[Dataset rows for apps and sites]
┏━━

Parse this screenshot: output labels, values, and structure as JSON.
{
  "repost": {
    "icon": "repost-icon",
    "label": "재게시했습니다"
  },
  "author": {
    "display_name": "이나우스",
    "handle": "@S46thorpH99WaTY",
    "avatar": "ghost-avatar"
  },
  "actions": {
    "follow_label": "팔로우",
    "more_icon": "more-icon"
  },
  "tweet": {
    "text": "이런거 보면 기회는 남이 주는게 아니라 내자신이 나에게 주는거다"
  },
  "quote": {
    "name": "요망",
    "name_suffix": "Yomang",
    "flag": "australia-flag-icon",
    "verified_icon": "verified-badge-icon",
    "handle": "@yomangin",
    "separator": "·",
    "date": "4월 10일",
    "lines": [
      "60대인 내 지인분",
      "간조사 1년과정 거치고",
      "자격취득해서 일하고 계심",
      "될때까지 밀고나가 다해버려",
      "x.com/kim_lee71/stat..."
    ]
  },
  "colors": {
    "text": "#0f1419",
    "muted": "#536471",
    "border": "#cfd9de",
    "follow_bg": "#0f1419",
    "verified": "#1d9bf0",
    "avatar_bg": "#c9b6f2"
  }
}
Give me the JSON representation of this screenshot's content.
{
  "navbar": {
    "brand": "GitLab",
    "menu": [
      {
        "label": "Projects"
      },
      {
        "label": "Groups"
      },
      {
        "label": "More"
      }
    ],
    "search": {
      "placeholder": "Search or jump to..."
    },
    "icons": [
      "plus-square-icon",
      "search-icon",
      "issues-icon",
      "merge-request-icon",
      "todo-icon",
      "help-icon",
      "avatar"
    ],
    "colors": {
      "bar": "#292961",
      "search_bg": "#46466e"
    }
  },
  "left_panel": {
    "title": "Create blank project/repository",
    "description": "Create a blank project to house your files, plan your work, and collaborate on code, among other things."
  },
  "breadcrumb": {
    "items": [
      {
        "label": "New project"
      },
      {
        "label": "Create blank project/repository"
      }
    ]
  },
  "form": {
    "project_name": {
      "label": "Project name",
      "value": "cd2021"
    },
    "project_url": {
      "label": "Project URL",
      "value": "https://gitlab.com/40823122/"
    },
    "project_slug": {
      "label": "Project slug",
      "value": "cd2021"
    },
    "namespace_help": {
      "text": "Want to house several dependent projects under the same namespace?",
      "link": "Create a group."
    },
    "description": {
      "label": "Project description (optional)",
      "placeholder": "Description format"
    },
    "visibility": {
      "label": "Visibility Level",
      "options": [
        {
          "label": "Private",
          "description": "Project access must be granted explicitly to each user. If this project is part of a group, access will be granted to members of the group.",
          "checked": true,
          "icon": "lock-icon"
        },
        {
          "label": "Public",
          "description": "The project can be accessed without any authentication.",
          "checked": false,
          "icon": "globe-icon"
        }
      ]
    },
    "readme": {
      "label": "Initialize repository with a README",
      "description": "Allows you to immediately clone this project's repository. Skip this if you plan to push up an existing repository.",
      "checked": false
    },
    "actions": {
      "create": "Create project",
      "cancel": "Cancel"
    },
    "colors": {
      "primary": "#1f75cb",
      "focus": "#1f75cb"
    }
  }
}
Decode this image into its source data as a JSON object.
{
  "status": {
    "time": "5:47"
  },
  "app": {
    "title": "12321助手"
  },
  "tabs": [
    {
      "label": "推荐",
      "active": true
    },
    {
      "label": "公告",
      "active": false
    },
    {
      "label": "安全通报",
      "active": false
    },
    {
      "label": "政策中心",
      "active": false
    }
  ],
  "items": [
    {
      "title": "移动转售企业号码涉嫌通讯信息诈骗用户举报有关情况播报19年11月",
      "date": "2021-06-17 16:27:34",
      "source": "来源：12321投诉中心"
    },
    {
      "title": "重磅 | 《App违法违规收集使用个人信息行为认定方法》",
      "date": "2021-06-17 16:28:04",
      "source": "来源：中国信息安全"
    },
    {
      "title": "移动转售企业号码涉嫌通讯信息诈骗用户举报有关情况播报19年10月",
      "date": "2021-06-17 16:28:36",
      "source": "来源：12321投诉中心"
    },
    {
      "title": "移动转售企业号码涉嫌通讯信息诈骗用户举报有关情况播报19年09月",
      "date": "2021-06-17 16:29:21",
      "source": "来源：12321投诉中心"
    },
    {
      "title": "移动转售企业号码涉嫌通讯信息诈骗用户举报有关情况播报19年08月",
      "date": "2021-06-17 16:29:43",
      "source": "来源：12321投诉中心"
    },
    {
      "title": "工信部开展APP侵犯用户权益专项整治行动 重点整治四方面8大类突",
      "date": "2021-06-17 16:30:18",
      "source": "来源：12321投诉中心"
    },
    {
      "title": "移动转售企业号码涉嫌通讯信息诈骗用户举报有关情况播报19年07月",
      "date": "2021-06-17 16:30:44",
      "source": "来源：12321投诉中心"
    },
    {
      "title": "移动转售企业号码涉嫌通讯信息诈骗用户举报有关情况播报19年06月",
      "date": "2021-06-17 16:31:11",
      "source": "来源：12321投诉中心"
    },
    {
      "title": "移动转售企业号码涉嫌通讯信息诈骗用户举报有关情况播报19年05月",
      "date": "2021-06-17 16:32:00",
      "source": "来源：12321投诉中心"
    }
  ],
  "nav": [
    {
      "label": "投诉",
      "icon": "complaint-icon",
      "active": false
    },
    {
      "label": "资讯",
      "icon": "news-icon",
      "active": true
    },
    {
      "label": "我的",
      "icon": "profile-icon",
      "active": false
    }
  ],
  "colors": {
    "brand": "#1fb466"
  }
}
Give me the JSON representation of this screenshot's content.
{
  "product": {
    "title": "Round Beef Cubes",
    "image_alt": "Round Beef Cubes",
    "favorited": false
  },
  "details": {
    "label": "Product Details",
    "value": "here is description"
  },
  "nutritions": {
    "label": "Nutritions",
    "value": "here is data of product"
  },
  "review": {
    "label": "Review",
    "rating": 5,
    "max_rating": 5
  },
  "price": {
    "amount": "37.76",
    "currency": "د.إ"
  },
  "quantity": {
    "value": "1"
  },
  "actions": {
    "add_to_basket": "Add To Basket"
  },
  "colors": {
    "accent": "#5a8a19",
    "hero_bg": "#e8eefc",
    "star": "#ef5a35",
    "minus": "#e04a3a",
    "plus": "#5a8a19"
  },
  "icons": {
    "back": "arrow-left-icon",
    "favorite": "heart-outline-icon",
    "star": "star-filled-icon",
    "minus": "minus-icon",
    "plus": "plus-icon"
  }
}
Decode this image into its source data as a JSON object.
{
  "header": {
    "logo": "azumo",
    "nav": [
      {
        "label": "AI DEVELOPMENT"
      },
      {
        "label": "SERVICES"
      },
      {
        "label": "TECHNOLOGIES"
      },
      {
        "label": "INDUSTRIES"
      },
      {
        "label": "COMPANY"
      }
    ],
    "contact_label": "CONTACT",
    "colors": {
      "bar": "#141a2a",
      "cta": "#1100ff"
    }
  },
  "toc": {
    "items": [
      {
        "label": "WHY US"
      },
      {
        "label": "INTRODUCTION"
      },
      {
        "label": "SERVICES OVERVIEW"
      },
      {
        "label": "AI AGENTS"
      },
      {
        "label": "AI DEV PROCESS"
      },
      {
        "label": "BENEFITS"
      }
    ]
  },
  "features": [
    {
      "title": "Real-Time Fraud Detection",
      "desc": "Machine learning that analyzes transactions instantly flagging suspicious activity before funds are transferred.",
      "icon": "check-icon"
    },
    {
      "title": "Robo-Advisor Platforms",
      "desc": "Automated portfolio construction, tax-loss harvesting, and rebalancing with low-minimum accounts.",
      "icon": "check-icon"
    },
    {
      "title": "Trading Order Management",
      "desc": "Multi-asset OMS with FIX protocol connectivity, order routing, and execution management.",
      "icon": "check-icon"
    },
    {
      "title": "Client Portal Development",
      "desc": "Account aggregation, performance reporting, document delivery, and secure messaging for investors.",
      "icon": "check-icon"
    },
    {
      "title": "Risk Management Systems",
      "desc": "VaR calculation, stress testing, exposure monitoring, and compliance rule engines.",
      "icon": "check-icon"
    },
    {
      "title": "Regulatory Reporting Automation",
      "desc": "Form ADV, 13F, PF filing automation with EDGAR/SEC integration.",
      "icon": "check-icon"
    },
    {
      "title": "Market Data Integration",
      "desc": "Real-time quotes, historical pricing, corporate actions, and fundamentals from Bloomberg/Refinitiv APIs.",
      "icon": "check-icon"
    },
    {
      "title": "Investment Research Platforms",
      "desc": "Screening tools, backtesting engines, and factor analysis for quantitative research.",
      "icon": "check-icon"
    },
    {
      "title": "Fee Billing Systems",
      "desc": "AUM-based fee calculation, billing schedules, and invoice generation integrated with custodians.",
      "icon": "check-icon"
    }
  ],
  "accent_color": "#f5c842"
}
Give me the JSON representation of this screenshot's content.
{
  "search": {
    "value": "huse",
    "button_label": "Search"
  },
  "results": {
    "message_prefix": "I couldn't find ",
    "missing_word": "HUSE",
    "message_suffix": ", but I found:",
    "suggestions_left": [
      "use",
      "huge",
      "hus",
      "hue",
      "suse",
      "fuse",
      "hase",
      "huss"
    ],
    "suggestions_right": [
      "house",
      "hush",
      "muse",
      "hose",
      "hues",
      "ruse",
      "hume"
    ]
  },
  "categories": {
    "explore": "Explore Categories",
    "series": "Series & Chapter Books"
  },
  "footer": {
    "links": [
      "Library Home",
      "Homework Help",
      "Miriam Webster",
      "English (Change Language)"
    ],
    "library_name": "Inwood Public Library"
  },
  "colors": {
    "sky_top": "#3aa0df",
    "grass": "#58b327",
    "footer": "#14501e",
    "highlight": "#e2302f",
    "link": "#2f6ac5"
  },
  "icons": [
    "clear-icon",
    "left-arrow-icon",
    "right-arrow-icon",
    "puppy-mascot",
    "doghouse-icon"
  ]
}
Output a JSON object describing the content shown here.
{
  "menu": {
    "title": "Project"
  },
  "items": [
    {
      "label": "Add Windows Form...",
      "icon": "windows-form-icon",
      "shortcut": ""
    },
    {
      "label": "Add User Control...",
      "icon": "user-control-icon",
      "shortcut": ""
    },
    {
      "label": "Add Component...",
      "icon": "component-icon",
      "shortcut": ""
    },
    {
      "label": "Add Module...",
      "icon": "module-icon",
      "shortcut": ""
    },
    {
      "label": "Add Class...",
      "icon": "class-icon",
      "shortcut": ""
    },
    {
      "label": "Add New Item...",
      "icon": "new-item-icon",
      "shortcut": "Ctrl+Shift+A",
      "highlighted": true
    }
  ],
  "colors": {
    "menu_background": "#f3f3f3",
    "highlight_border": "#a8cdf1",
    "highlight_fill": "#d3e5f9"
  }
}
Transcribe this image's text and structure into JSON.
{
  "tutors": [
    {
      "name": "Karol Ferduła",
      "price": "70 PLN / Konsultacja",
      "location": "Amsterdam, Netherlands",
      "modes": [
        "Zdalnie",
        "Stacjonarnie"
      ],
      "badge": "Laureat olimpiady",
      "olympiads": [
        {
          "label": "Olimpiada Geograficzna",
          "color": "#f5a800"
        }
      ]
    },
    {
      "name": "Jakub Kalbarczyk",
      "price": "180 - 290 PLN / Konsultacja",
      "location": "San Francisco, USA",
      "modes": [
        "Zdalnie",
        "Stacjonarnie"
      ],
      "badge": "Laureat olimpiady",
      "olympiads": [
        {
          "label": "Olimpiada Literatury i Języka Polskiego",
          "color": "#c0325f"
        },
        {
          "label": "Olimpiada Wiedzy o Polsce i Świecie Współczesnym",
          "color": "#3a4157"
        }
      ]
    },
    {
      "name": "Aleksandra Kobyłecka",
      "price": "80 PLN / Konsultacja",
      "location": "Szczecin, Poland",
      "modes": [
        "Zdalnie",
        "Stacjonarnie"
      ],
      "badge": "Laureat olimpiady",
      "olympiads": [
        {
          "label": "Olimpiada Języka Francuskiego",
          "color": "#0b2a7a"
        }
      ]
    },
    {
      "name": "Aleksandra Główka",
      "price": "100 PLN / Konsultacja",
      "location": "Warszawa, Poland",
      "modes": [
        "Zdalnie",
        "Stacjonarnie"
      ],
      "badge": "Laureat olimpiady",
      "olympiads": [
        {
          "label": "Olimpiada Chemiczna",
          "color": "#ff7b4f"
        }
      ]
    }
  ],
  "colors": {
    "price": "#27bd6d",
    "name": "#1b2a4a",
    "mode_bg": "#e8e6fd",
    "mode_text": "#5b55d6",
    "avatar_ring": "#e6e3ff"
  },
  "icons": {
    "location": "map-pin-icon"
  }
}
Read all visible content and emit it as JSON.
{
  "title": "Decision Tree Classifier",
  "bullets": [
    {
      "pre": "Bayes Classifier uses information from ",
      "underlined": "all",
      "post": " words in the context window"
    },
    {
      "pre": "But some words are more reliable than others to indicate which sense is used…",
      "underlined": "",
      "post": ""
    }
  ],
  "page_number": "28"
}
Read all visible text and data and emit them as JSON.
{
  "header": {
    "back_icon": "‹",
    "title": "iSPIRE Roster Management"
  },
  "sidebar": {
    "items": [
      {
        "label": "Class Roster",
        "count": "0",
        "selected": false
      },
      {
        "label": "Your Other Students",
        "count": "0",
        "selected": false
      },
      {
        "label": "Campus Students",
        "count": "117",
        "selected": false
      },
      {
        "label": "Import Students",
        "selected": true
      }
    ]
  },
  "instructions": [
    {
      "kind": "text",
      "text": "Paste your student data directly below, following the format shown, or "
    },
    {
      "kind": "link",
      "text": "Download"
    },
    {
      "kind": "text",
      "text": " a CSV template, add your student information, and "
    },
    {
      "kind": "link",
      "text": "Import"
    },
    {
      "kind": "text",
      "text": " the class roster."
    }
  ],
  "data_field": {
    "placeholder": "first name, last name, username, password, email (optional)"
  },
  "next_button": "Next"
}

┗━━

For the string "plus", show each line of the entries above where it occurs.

      "plus-square-icon",
    "plus": "#5a8a19"
    "plus": "plus-icon"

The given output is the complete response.